Kotoko sit on top of the league on 48 points just one above Hearts who are in turn a point ahead of King Faisal.
The three clubs are likely to fight for the league title straight down to the last day and my suspicion is that either Hearts will equal Kotoko's haul of 19 league titles or Kotoko will stretch it by another title.
There is still every chance that King Faisal can mount a serious last minute challenge but Alhaji Grunzah's side has been immersed in too much internal conflict to thrive in the demanding last days of the Premiership.
It leaves us with the intriguing possibility of a Hearts-Kotoko homestretch for the league title. And if I were a Hearts I will look at the remaining fixtures and think my team has a real chance of crossing the finishing line first. Kotoko's remaining five matches will test their character to the limit. This Sunday, they must confront and beat Sam Arday's Feyernood in Kumasi. Hearts travel to Kpando to face Heart of Lions but if they avoid defeat at one of the most difficult grounds in Ghana, it could prove decisive in where the league title ends up at.

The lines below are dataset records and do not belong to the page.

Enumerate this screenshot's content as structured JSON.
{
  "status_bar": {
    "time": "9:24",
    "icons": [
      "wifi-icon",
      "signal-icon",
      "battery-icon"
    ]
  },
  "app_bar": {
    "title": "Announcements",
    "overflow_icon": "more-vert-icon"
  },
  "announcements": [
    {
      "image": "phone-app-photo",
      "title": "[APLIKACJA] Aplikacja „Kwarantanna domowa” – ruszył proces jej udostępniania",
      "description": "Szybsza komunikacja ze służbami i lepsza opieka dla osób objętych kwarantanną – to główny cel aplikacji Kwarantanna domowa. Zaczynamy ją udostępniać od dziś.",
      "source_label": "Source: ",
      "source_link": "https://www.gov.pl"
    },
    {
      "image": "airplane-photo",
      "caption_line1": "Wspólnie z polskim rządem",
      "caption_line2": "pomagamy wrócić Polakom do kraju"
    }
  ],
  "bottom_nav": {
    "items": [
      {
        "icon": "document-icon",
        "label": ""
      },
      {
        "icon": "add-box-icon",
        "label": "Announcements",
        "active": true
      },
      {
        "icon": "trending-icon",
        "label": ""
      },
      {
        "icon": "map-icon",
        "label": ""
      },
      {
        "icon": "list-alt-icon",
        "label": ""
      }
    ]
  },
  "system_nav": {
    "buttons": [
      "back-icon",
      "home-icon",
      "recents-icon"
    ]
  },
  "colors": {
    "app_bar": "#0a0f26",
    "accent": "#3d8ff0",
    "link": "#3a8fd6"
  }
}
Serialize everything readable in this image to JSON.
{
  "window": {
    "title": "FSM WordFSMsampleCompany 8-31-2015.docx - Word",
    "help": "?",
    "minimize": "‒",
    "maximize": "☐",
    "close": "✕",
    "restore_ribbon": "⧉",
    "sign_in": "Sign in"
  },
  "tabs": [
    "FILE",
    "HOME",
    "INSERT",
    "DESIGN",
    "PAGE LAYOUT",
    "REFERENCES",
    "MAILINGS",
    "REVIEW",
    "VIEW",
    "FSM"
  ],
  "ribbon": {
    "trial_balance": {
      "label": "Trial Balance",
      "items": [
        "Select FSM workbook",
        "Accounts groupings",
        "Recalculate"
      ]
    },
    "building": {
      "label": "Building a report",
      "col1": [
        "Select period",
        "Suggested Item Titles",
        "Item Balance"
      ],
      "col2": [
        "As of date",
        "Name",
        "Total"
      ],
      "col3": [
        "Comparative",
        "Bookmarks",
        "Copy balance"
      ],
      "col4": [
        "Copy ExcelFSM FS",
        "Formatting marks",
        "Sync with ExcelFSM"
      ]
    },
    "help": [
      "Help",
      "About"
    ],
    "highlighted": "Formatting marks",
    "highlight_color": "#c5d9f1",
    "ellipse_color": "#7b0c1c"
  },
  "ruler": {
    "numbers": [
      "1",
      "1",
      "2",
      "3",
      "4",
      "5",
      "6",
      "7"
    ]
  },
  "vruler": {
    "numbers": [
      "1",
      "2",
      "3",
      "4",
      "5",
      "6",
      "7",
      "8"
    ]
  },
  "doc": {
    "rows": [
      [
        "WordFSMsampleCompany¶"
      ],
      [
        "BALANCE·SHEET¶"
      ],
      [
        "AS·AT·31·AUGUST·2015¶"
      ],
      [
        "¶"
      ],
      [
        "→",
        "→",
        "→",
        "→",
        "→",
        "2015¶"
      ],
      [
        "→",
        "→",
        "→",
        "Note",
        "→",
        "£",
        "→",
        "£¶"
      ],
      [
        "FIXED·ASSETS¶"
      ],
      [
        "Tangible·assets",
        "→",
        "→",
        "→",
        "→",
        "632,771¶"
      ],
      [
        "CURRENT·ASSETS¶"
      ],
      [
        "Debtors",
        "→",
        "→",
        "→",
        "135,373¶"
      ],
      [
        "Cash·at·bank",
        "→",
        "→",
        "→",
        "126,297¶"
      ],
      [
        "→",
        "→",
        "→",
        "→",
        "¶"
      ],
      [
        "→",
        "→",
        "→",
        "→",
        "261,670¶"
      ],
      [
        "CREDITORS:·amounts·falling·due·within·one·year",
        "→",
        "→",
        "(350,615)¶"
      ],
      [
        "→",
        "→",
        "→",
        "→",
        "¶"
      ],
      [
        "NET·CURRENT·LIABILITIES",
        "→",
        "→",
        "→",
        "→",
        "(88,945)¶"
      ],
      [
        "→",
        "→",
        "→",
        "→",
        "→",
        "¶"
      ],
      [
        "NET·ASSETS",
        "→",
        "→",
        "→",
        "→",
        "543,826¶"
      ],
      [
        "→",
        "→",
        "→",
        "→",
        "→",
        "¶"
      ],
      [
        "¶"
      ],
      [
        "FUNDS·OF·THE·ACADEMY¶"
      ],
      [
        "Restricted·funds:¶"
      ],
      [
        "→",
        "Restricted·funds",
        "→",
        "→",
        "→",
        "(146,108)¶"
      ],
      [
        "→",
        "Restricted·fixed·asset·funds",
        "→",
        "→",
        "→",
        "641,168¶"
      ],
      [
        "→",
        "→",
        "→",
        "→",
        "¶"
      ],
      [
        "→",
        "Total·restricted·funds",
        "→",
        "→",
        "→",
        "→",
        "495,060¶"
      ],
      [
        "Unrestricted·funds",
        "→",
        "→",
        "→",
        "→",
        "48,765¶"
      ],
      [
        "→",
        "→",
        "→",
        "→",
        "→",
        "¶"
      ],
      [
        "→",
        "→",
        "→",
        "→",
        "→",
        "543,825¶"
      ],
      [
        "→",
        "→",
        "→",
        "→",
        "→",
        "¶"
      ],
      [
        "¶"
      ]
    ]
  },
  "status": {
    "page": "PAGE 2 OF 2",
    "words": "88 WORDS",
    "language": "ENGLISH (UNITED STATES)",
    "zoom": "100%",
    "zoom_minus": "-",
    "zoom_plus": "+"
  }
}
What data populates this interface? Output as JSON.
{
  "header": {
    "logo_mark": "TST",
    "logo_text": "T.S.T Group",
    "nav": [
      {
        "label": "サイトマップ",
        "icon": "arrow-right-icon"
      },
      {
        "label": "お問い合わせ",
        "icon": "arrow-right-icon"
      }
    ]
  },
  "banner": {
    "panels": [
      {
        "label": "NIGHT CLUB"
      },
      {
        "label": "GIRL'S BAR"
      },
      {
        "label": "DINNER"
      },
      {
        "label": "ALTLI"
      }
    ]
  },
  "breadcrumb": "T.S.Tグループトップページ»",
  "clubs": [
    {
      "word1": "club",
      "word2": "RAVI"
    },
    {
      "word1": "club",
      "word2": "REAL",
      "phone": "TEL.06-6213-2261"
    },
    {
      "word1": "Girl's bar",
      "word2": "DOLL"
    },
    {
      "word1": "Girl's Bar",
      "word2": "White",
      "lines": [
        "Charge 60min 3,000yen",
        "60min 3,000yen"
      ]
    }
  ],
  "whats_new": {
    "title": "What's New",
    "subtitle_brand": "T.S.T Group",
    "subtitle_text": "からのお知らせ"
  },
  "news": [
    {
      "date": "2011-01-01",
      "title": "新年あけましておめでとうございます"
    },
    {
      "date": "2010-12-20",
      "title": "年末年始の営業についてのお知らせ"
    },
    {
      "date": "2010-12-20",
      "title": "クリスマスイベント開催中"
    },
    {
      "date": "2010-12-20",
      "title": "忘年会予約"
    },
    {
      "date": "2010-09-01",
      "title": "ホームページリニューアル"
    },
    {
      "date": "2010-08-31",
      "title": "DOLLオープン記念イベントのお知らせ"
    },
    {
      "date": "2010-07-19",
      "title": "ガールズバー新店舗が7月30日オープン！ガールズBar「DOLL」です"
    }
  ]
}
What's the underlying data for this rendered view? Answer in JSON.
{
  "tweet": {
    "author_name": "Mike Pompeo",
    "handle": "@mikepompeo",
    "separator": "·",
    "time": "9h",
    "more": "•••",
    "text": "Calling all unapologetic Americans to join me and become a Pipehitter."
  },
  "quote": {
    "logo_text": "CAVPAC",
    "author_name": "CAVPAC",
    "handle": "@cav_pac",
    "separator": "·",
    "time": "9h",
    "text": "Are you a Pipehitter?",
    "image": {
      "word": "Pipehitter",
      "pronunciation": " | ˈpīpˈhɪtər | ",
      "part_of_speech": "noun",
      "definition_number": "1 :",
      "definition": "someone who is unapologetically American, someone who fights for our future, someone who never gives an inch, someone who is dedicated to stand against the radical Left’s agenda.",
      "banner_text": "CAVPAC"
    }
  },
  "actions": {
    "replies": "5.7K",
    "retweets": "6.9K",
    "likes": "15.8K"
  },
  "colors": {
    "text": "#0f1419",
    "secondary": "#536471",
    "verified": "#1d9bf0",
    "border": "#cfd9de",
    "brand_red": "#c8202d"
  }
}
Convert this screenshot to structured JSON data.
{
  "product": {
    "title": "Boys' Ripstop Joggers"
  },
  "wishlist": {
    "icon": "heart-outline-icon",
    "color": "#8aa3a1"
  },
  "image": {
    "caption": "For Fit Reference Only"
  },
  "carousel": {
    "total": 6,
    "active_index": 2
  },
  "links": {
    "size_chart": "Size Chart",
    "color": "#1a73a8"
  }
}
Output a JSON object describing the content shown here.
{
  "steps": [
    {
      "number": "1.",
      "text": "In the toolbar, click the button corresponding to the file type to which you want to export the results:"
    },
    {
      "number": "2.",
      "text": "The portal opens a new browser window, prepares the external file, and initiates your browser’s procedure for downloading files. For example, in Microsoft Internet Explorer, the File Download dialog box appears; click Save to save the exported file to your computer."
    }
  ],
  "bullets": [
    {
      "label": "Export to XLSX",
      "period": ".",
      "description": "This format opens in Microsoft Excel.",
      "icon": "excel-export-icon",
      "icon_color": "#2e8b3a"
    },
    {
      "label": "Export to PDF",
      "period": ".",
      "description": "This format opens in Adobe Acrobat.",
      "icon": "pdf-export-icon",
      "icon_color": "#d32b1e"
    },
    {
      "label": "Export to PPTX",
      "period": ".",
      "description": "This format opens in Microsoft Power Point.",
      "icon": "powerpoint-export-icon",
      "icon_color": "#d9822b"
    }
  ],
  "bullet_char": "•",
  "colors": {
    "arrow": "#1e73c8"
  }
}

The run-in for the Phobians after Kpando is lightweight stuff compared to Kotoko's fixture list. Bofoakwa Tano will host Hotspurs at Sunyani and Power FC will travel to Cape Coast to play Dwarfs. At Tema, Sportive face Arsenals, Okwawu and Hasaacas will clash at Nkawkaw whilst AshantiGold welcome Real Tamale United (RTU) at Obuasi. Liberty will be home to Faisal at Dansoman. After Feyernood, the Porcupine Warriors have to tackle two games they have traditionally struggled in all these years. There is a trip to Tamale to face RTU. For most teams, that means defeat. Kotoko must also deal with the threat of another title chaser and city rival King Faisal. They even have a final day date against fourth-placed Berekum Arsenals as well as a trip away Sekondi where Hasaacas will be all too glad to do the doo.
The next five weeks will be a major test for the two biggest clubs in Ghana and a test of the competitiveness in our local league.
With the most goals scored in the Premiership, 37 for Hearts and the least goals conceded the 14 goals for Kotoko, the upcoming race between the best attack and defence in the land will restore some badly needed excitement to a league fast losing its glamour and professionalism.